Payday Payroll – Final FLSA White Collar Exemption Rules Announced
As you may have heard the Department of Labor (DOL) has released its final ruling on the new salary threshold for certain employees to qualify as exempt from minimum wage and overtime under the Fair Labor Standards Act’s (FLSA) white collar exemption.
Anne-Lise Gere SPHR, of Gere Consulting has provided Payday with highlights (in plain English) of the new rulings. For more information please visit her website at www.gereconsulting.com or the DOL website. Anne-Lise will be making her Step-by-Step implementation guide, “Overtime Ready”, available soon.
Here are the key points from the Department of Labor (DOL):
1. The salary level Increases to $913 per week for white collar exemption. Currently, to qualify as exempt, employees must make more than $455/week or $23,660/year. The DOL has announced that the salary threshold will be increased to $913/week or $47,476/year. While the change applies to all industries, it will disproportionately impact the nonprofit, government, service-sector industries, and regions where wages are traditionally lower.
2. The salary level Increases to $134,004 per year for Highly Compensated Employees (HCE). Currently, the HCE exemption is set at $100,000.
3. The Effective Date Is December 1, 2016. Employers have five months to comply with the final rule. Considering the impact of the changes, it’s just enough time to adapt to the changes and shape your workforce.
4. For the first time, the DOL includes an automatic updating of the salary levels every three years. DOL wants to provide predictability and more graduated salary changes for employers.
5. Bonus and incentive pay can be included to meet the salary test. However, those are capped at 10% of the total salary. In other words, about $4,750 can be included in nondiscretionary bonuses and incentive payments (including commissions) to meet the new salary test.
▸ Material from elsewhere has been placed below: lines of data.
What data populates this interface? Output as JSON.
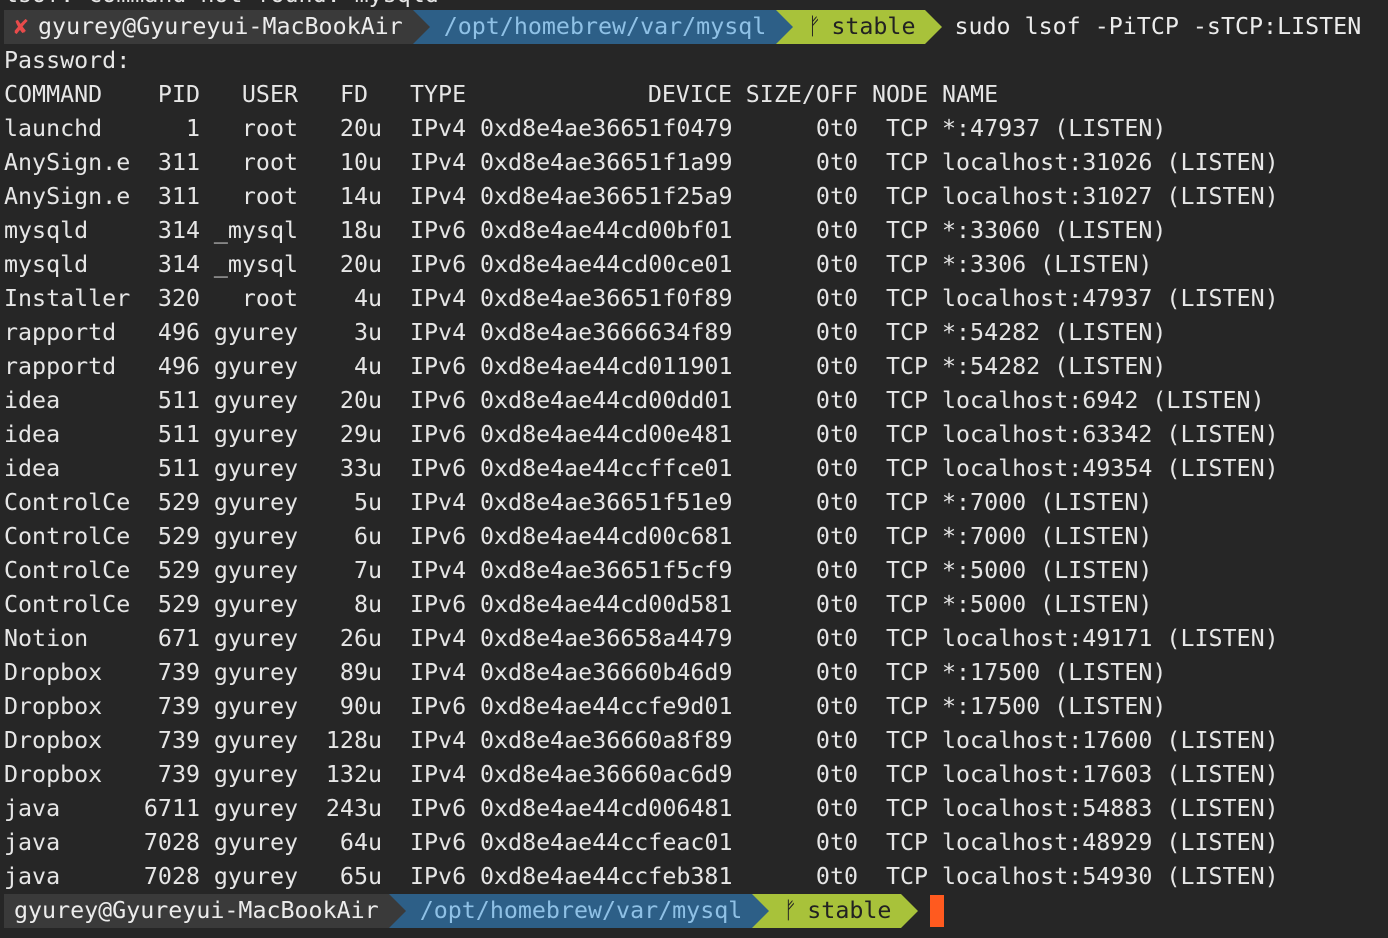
{
  "clipped_line": "lsof: command not found: mysqld",
  "prompt1": {
    "error_icon": "✘",
    "user_host": "gyurey@Gyureyui-MacBookAir",
    "path": "/opt/homebrew/var/mysql",
    "branch_icon": "ᚠ",
    "branch": "stable",
    "command": "sudo lsof -PiTCP -sTCP:LISTEN"
  },
  "password_line": "Password:",
  "headers": {
    "command": "COMMAND",
    "pid": "PID",
    "user": "USER",
    "fd": "FD",
    "type": "TYPE",
    "device": "DEVICE",
    "size_off": "SIZE/OFF",
    "node": "NODE",
    "name": "NAME"
  },
  "rows": [
    {
      "command": "launchd",
      "pid": "1",
      "user": "root",
      "fd": "20u",
      "type": "IPv4",
      "device": "0xd8e4ae36651f0479",
      "size_off": "0t0",
      "node": "TCP",
      "name": "*:47937 (LISTEN)"
    },
    {
      "command": "AnySign.e",
      "pid": "311",
      "user": "root",
      "fd": "10u",
      "type": "IPv4",
      "device": "0xd8e4ae36651f1a99",
      "size_off": "0t0",
      "node": "TCP",
      "name": "localhost:31026 (LISTEN)"
    },
    {
      "command": "AnySign.e",
      "pid": "311",
      "user": "root",
      "fd": "14u",
      "type": "IPv4",
      "device": "0xd8e4ae36651f25a9",
      "size_off": "0t0",
      "node": "TCP",
      "name": "localhost:31027 (LISTEN)"
    },
    {
      "command": "mysqld",
      "pid": "314",
      "user": "_mysql",
      "fd": "18u",
      "type": "IPv6",
      "device": "0xd8e4ae44cd00bf01",
      "size_off": "0t0",
      "node": "TCP",
      "name": "*:33060 (LISTEN)"
    },
    {
      "command": "mysqld",
      "pid": "314",
      "user": "_mysql",
      "fd": "20u",
      "type": "IPv6",
      "device": "0xd8e4ae44cd00ce01",
      "size_off": "0t0",
      "node": "TCP",
      "name": "*:3306 (LISTEN)"
    },
    {
      "command": "Installer",
      "pid": "320",
      "user": "root",
      "fd": "4u",
      "type": "IPv4",
      "device": "0xd8e4ae36651f0f89",
      "size_off": "0t0",
      "node": "TCP",
      "name": "localhost:47937 (LISTEN)"
    },
    {
      "command": "rapportd",
      "pid": "496",
      "user": "gyurey",
      "fd": "3u",
      "type": "IPv4",
      "device": "0xd8e4ae3666634f89",
      "size_off": "0t0",
      "node": "TCP",
      "name": "*:54282 (LISTEN)"
    },
    {
      "command": "rapportd",
      "pid": "496",
      "user": "gyurey",
      "fd": "4u",
      "type": "IPv6",
      "device": "0xd8e4ae44cd011901",
      "size_off": "0t0",
      "node": "TCP",
      "name": "*:54282 (LISTEN)"
    },
    {
      "command": "idea",
      "pid": "511",
      "user": "gyurey",
      "fd": "20u",
      "type": "IPv6",
      "device": "0xd8e4ae44cd00dd01",
      "size_off": "0t0",
      "node": "TCP",
      "name": "localhost:6942 (LISTEN)"
    },
    {
      "command": "idea",
      "pid": "511",
      "user": "gyurey",
      "fd": "29u",
      "type": "IPv6",
      "device": "0xd8e4ae44cd00e481",
      "size_off": "0t0",
      "node": "TCP",
      "name": "localhost:63342 (LISTEN)"
    },
    {
      "command": "idea",
      "pid": "511",
      "user": "gyurey",
      "fd": "33u",
      "type": "IPv6",
      "device": "0xd8e4ae44ccffce01",
      "size_off": "0t0",
      "node": "TCP",
      "name": "localhost:49354 (LISTEN)"
    },
    {
      "command": "ControlCe",
      "pid": "529",
      "user": "gyurey",
      "fd": "5u",
      "type": "IPv4",
      "device": "0xd8e4ae36651f51e9",
      "size_off": "0t0",
      "node": "TCP",
      "name": "*:7000 (LISTEN)"
    },
    {
      "command": "ControlCe",
      "pid": "529",
      "user": "gyurey",
      "fd": "6u",
      "type": "IPv6",
      "device": "0xd8e4ae44cd00c681",
      "size_off": "0t0",
      "node": "TCP",
      "name": "*:7000 (LISTEN)"
    },
    {
      "command": "ControlCe",
      "pid": "529",
      "user": "gyurey",
      "fd": "7u",
      "type": "IPv4",
      "device": "0xd8e4ae36651f5cf9",
      "size_off": "0t0",
      "node": "TCP",
      "name": "*:5000 (LISTEN)"
    },
    {
      "command": "ControlCe",
      "pid": "529",
      "user": "gyurey",
      "fd": "8u",
      "type": "IPv6",
      "device": "0xd8e4ae44cd00d581",
      "size_off": "0t0",
      "node": "TCP",
      "name": "*:5000 (LISTEN)"
    },
    {
      "command": "Notion",
      "pid": "671",
      "user": "gyurey",
      "fd": "26u",
      "type": "IPv4",
      "device": "0xd8e4ae36658a4479",
      "size_off": "0t0",
      "node": "TCP",
      "name": "localhost:49171 (LISTEN)"
    },
    {
      "command": "Dropbox",
      "pid": "739",
      "user": "gyurey",
      "fd": "89u",
      "type": "IPv4",
      "device": "0xd8e4ae36660b46d9",
      "size_off": "0t0",
      "node": "TCP",
      "name": "*:17500 (LISTEN)"
    },
    {
      "command": "Dropbox",
      "pid": "739",
      "user": "gyurey",
      "fd": "90u",
      "type": "IPv6",
      "device": "0xd8e4ae44ccfe9d01",
      "size_off": "0t0",
      "node": "TCP",
      "name": "*:17500 (LISTEN)"
    },
    {
      "command": "Dropbox",
      "pid": "739",
      "user": "gyurey",
      "fd": "128u",
      "type": "IPv4",
      "device": "0xd8e4ae36660a8f89",
      "size_off": "0t0",
      "node": "TCP",
      "name": "localhost:17600 (LISTEN)"
    },
    {
      "command": "Dropbox",
      "pid": "739",
      "user": "gyurey",
      "fd": "132u",
      "type": "IPv4",
      "device": "0xd8e4ae36660ac6d9",
      "size_off": "0t0",
      "node": "TCP",
      "name": "localhost:17603 (LISTEN)"
    },
    {
      "command": "java",
      "pid": "6711",
      "user": "gyurey",
      "fd": "243u",
      "type": "IPv6",
      "device": "0xd8e4ae44cd006481",
      "size_off": "0t0",
      "node": "TCP",
      "name": "localhost:54883 (LISTEN)"
    },
    {
      "command": "java",
      "pid": "7028",
      "user": "gyurey",
      "fd": "64u",
      "type": "IPv6",
      "device": "0xd8e4ae44ccfeac01",
      "size_off": "0t0",
      "node": "TCP",
      "name": "localhost:48929 (LISTEN)"
    },
    {
      "command": "java",
      "pid": "7028",
      "user": "gyurey",
      "fd": "65u",
      "type": "IPv6",
      "device": "0xd8e4ae44ccfeb381",
      "size_off": "0t0",
      "node": "TCP",
      "name": "localhost:54930 (LISTEN)"
    }
  ],
  "prompt2": {
    "user_host": "gyurey@Gyureyui-MacBookAir",
    "path": "/opt/homebrew/var/mysql",
    "branch_icon": "ᚠ",
    "branch": "stable"
  },
  "colors": {
    "background": "#262626",
    "text": "#e6e6e6",
    "user_segment": "#3a3a3a",
    "path_segment": "#2d5f87",
    "path_text": "#8fc1e6",
    "git_segment": "#a8c23a",
    "error_icon": "#e84b4b",
    "cursor": "#ff5a1f"
  }
}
6. No change to the duties test. The existing job duty requirements to qualify for Executive, Administrative and Professional exemptions remain the same.